Fruit dumped in challenge to food safety tests
Greenpeace says pesticide levels in its lab results show centre is not doing its job
Greenpeace activists yesterday dumped hundreds of mainland tangerines and strawberries outside the Centre for Food Safety after they found excessive amounts of pesticides in five samples.
The activists cast doubts on the results of the centre's tests last month, which found about 350 fruit samples taken at both retail and wholesale level did not contain excessive amounts of pesticides. The group said its results exposed flaws in the food surveillance system.
Greenpeace campaigner Apple Chow Yuen-ping said the government should supply a legislative timetable for specifying residual pesticide standards. 'The findings show toxic fruit is still freely entering the city and the government has been neglecting calls to plug the loopholes. It is unfair to consumers, and officials cannot evade responsibility,' she said.
Ms Chow said the government should introduce a licensing system for fresh food importers, as well as mandatory inspections and testing.
A centre spokesman said it would not comment on individual test results and reiterated that last month's survey showed imported fruit was safe. The results, released outside the Admiralty office yesterday, came before a Legislative Council debate on food safety today.
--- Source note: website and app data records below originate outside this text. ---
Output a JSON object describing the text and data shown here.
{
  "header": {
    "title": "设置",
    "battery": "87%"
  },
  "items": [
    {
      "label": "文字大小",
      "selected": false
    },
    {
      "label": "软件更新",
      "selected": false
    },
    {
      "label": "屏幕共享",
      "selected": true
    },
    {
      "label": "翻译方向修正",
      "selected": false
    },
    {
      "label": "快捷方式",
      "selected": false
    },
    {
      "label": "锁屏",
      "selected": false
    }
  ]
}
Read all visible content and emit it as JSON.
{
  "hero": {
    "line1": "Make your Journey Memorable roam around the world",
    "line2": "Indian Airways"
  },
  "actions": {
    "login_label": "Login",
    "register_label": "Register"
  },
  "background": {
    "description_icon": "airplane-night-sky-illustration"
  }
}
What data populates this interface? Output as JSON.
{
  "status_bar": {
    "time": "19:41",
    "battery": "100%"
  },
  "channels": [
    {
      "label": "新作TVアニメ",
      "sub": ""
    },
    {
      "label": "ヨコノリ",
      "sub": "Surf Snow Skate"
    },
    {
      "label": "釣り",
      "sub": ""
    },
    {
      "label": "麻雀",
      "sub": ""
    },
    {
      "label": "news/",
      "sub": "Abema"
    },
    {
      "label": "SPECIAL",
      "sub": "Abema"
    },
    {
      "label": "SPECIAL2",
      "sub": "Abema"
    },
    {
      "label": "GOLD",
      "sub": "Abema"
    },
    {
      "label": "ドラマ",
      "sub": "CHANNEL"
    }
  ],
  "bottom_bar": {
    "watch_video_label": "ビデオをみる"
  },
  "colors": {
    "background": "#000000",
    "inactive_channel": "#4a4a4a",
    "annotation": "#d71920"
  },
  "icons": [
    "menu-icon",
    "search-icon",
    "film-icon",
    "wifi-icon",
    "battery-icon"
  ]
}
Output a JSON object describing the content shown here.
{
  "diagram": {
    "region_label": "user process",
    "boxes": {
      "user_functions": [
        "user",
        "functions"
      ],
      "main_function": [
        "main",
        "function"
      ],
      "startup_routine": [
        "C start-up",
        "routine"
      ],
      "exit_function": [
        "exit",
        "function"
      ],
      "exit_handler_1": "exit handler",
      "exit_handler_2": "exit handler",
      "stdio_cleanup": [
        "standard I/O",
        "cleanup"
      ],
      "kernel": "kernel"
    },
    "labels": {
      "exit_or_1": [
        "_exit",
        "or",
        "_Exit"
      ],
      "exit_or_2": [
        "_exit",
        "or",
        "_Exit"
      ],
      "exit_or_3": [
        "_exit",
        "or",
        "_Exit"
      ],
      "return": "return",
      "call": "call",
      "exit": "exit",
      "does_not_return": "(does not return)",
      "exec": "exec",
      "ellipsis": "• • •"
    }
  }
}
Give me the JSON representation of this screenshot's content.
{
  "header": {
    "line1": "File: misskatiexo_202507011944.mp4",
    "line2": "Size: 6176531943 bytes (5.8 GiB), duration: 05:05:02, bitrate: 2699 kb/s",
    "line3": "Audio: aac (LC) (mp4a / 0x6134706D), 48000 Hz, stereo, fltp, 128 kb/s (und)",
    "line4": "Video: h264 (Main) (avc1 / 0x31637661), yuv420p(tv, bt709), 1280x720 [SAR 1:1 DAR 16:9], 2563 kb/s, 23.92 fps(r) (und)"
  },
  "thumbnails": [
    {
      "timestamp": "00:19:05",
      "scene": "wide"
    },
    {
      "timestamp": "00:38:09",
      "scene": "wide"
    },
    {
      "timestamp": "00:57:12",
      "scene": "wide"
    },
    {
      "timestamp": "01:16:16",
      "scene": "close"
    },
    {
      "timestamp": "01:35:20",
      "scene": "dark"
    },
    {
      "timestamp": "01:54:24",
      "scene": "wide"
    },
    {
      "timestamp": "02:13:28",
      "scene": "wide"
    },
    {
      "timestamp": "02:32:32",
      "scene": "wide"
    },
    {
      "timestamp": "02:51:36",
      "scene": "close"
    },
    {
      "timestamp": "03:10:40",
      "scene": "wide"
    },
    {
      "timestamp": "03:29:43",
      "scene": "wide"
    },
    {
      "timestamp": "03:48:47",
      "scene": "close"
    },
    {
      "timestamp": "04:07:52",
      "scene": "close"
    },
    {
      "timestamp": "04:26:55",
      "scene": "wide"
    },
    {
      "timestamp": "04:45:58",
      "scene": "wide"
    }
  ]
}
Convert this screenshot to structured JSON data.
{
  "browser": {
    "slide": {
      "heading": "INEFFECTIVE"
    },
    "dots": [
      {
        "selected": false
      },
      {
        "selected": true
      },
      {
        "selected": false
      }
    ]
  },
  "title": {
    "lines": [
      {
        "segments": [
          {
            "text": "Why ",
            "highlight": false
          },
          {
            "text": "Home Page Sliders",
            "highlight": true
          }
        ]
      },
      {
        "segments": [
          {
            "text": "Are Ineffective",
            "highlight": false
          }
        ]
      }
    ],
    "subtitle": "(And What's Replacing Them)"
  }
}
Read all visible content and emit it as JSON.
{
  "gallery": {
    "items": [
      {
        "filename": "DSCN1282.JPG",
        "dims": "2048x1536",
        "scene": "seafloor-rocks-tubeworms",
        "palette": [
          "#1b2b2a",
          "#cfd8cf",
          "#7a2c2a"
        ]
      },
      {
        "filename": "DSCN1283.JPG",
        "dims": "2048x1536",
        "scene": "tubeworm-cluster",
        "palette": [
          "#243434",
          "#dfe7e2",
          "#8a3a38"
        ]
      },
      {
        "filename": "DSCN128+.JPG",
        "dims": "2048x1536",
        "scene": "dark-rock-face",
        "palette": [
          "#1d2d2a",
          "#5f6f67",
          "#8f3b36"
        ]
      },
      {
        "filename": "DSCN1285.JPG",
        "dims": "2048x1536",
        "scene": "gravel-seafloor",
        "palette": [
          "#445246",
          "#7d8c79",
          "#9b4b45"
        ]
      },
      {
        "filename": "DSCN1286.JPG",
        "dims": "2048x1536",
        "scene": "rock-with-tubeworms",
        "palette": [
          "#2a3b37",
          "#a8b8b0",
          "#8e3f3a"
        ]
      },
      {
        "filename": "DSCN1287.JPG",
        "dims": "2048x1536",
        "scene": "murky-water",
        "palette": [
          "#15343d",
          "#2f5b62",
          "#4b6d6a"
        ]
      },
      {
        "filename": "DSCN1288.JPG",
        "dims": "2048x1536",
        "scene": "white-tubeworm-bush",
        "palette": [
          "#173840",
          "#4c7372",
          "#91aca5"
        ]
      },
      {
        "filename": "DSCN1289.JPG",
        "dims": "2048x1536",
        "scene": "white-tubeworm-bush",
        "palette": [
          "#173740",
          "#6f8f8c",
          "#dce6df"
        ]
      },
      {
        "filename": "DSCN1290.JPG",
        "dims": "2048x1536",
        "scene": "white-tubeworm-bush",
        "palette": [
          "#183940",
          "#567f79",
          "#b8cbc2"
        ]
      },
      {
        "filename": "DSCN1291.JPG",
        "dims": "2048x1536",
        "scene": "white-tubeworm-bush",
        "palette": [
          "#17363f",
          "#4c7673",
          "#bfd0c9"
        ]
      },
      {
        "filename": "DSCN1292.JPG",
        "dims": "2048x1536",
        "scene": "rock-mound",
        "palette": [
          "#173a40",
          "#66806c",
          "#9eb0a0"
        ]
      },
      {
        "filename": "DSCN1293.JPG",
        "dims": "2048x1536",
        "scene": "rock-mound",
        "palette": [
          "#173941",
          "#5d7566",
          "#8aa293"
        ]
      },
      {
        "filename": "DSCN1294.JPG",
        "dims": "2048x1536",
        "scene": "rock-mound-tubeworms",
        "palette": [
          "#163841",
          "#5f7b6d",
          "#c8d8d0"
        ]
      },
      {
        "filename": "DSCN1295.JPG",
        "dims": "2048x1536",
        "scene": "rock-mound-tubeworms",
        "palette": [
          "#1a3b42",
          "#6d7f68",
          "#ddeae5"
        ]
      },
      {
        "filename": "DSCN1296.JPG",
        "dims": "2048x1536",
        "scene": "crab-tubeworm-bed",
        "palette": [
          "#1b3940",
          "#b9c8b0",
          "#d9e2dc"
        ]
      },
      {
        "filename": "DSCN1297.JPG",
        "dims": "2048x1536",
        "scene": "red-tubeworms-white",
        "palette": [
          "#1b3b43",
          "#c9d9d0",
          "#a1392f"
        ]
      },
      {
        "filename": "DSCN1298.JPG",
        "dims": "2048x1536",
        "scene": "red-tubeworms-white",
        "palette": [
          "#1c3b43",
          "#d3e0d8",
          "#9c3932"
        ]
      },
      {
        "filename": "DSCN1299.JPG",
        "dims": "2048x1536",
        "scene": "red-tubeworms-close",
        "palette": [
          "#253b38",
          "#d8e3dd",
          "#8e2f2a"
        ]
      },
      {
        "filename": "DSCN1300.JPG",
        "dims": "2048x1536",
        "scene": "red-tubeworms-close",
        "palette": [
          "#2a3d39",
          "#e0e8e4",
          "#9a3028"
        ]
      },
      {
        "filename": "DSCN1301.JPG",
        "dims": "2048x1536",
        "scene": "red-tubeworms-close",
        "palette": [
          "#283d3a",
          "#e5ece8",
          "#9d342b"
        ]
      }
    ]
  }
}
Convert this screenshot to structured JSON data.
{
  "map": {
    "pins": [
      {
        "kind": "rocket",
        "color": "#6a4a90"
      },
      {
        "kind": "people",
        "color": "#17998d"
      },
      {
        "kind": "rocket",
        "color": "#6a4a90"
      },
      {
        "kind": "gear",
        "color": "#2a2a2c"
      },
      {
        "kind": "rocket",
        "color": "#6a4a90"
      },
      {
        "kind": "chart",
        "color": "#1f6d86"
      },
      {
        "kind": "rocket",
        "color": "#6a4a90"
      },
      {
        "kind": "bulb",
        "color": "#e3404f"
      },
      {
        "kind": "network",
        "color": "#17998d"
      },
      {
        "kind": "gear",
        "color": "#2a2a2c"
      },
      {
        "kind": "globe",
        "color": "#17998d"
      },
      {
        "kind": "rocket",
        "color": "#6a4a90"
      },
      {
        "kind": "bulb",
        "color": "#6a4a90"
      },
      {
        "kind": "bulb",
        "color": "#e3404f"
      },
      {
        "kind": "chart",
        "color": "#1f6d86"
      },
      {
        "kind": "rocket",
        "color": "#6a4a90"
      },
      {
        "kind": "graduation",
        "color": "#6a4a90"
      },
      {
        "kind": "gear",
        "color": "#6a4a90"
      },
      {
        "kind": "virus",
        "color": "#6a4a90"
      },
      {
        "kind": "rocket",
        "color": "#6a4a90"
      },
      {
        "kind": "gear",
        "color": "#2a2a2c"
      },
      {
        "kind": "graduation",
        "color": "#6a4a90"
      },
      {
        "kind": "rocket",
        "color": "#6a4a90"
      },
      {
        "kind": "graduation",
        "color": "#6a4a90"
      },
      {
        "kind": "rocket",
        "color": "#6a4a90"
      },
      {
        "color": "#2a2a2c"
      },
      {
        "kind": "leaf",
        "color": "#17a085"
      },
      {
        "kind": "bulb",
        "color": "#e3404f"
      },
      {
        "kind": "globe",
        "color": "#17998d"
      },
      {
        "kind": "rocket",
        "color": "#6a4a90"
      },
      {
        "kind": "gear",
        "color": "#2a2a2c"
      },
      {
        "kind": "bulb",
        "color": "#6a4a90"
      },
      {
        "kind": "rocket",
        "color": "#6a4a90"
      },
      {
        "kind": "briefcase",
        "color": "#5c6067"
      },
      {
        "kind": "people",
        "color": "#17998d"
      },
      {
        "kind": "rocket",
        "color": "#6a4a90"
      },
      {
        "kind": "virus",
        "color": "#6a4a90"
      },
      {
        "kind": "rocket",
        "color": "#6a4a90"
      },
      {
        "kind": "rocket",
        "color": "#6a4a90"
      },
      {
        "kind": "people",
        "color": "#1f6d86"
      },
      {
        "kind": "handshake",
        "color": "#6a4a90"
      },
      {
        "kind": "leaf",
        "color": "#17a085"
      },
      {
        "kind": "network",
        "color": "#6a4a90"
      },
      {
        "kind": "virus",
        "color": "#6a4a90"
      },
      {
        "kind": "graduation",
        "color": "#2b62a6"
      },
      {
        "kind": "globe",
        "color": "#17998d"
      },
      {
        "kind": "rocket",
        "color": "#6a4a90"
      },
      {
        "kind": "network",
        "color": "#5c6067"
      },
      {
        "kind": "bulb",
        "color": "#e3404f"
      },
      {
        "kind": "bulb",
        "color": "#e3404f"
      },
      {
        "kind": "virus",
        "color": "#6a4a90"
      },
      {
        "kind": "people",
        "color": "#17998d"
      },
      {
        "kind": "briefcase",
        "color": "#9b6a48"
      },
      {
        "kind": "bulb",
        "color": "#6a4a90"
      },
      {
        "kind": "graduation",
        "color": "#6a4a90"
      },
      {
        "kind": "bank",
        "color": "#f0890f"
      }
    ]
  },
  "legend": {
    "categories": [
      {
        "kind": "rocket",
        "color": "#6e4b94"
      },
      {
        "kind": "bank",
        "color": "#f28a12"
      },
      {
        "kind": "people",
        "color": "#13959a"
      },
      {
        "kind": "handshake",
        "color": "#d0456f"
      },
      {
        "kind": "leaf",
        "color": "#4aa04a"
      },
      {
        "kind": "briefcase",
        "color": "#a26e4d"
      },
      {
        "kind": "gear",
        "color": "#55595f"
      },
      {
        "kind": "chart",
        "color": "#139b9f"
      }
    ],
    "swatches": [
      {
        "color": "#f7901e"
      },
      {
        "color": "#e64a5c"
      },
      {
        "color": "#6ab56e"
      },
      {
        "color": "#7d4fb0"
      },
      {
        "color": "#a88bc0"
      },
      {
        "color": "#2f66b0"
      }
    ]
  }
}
The activists said five tangerine and strawberry samples imported from the mainland and collected this month were found to contain pesticide residues. Two of them contained locally banned pesticides such as methamidophos and DDT.
One of the three tangerine samples was contaminated with 13 kinds of pesticides, including DDT. The triazophos level was about 30 times EU standards.
The samples, including three of tangerines and two of strawberries, were taken from Chung Fu market in Tin Shui Wai, Chung On market in Ma On Shan, Ngau Chi Wan market in Wing Lok Street, Sheung Wan, and Tsz Wan Shan centre market. They were sent to a German laboratory to be tested for about 300 types of pesticides, whereas the government only tested for about 50 types in its survey last month.
The centre said its tests were in line with international standards.
Tina Mok, the centre's principal medical officer, yesterday admitted her staff had not tested for DDT in the survey. She said the centre would normally test for more than 100 types of pesticides in fruit and review the types of pesticides tested, depending on the risks they posed and chances of prevalence.
Lok Sui-kwan, a spokesman for the Kowloon Fruit and Vegetable Merchants' Association, said merchants supported a licensing system for importers and exporters to restore public confidence in fruit consumption.
'The government should designate one place, like the Yau Ma Tei fruit market, as a wholesale base where we can help in the inspection or testing of fruit, instead of allowing the fruit to enter the city freely once it passes border checkpoints.'